Food sources of omega-3s include cold-water fish such salmon, mackerel, tuna, and sardines (which actually get their omega-3s from algae), flaxseeds, chia seeds, and walnuts. PUFAs may ease inflammation, and the theory is that that, in turn, may lower the risk of childhood asthma and allergy.

In a Swedish study, children who had a higher level these fatty acids in their blood at age 8 were less likely to have gotten nasal allergies by age 16. It’s not clear if the PUFAs were the only reason for that.


The key here is polyunsaturated fatty acids (PUFAs): omega-3 fatty acids and omega-6 fatty acids. Your body needs both of them. Researchers are studying omega-3s to see if they have any benefits on allergies in children.

Food sources of omega-3s include cold-water fish such salmon, mackerel, tuna, and sardines (which actually get their omega-3s from algae), flaxseeds, chia seeds, and walnuts. PUFAs may ease inflammation, and the theory is that that, in turn, may lower the risk of childhood asthma and allergy.

In a Swedish study, children who had a higher level these fatty acids in their blood at age 8 were less likely to have gotten nasal allergies by age 16. It’s not clear if the PUFAs were the only reason for that.


The key here is polyunsaturated fatty acids (PUFAs): omega-3 fatty acids and omega-6 fatty acids. Your body needs both of them. Researchers are studying omega-3s to see if they have any benefits on allergies in children.

Food sources of omega-3s include cold-water fish such salmon, mackerel, tuna, and sardines (which actually get their omega-3s from algae), flaxseeds, chia seeds, and walnuts. PUFAs may ease inflammation, and the theory is that that, in turn, may lower the risk of childhood asthma and allergy.

In a Swedish study, children who had a higher level these fatty acids in their blood at age 8 were less likely to have gotten nasal allergies by age 16. It’s not clear if the PUFAs were the only reason for that.


The key here is polyunsaturated fatty acids (PUFAs): omega-3 fatty acids and omega-6 fatty acids. Your body needs both of them. Researchers are studying omega-3s to see if they have any benefits on allergies in children.

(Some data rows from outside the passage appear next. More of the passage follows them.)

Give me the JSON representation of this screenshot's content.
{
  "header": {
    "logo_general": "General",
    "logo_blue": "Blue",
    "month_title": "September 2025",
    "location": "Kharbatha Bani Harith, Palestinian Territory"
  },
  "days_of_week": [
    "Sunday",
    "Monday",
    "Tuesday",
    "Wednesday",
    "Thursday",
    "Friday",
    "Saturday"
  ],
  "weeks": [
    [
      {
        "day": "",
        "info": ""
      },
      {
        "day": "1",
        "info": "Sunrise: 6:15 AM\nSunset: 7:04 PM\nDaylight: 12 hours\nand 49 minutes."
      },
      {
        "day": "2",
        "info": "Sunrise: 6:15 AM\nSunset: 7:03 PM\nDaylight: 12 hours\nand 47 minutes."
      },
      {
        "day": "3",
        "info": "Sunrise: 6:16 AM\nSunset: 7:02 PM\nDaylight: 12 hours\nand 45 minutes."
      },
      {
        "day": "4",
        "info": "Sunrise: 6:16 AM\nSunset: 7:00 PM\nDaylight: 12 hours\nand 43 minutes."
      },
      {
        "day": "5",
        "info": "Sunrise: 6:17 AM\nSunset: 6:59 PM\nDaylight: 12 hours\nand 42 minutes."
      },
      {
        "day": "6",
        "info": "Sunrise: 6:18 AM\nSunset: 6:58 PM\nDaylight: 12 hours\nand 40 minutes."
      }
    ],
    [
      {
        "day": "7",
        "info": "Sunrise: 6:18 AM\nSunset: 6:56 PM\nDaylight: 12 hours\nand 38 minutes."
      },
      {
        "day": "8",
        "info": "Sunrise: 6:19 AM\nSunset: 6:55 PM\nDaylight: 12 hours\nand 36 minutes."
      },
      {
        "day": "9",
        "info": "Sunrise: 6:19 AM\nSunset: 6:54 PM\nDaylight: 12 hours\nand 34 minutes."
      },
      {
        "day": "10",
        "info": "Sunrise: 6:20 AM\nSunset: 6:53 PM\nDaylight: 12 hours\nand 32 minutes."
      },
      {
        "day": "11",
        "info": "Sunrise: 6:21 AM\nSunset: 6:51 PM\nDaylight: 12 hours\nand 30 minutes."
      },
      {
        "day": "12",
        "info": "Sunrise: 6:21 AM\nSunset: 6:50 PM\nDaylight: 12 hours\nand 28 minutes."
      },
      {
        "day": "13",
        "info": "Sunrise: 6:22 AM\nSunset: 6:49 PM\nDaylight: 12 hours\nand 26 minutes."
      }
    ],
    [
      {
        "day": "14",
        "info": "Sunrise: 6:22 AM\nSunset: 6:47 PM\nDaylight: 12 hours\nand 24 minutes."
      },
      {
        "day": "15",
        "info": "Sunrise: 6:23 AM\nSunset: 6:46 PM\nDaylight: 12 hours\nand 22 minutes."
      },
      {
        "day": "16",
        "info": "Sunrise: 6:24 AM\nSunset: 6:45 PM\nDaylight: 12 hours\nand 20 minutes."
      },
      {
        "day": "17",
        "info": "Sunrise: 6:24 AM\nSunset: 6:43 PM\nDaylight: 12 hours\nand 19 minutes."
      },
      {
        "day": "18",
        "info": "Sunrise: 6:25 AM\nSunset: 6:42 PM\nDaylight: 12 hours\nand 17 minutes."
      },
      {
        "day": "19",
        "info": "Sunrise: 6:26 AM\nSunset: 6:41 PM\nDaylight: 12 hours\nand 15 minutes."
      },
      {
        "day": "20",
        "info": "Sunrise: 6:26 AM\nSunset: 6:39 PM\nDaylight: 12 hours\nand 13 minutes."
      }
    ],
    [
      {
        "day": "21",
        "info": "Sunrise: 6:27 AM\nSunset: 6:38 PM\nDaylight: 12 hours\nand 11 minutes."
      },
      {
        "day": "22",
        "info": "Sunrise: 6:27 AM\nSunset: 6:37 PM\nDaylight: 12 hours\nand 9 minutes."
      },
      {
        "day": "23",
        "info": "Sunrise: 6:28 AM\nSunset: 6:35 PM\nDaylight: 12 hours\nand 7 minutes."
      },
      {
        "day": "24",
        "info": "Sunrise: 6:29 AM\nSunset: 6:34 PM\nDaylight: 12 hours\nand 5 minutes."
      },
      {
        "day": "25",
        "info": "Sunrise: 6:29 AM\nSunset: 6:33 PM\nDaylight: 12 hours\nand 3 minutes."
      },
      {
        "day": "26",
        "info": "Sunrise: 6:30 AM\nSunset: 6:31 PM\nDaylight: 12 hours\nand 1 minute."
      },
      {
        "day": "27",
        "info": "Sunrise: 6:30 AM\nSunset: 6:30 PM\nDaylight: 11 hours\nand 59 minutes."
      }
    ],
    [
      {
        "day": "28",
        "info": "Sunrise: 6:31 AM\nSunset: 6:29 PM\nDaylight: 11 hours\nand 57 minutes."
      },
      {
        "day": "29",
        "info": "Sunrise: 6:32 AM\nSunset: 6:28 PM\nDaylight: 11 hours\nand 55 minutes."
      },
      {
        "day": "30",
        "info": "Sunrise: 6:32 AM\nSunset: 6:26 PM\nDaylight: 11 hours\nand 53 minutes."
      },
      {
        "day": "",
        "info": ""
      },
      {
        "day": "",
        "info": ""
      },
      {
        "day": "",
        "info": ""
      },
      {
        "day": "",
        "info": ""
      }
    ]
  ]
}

Food sources of omega-3s include cold-water fish such salmon, mackerel, tuna, and sardines (which actually get their omega-3s from algae), flaxseeds, chia seeds, and walnuts. PUFAs may ease inflammation, and the theory is that that, in turn, may lower the risk of childhood asthma and allergy.

In a Swedish study, children who had a higher level these fatty acids in their blood at age 8 were less likely to have gotten nasal allergies by age 16. It’s not clear if the PUFAs were the only reason for that.